• **What to produce**: Every line below that mentions the word "Sorry" should be copied out.

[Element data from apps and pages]
*** Begin section ***
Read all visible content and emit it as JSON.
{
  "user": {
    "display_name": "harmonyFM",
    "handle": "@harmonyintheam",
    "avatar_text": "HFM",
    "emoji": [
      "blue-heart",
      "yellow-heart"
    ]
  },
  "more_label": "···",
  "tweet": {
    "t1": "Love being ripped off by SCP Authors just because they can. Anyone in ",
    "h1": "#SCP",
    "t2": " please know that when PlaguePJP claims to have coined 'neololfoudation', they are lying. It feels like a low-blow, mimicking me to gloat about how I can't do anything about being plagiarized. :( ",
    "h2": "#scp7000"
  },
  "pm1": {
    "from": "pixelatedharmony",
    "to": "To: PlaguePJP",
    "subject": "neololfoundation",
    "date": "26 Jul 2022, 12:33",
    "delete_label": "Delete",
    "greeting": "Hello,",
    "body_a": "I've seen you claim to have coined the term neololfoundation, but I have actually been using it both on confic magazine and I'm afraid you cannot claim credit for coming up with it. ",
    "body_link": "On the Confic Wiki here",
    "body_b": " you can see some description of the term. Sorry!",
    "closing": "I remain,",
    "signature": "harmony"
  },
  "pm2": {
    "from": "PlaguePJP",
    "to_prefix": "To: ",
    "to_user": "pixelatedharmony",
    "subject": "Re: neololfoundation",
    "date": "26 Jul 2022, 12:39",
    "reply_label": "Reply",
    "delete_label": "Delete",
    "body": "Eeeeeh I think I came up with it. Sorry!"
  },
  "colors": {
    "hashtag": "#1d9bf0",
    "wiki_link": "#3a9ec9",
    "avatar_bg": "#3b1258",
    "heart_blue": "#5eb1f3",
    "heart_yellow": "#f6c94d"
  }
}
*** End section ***
• **Problem solution**:
    "body_b": " you can see some description of the term. Sorry!",
    "body": "Eeeeeh I think I came up with it. Sorry!"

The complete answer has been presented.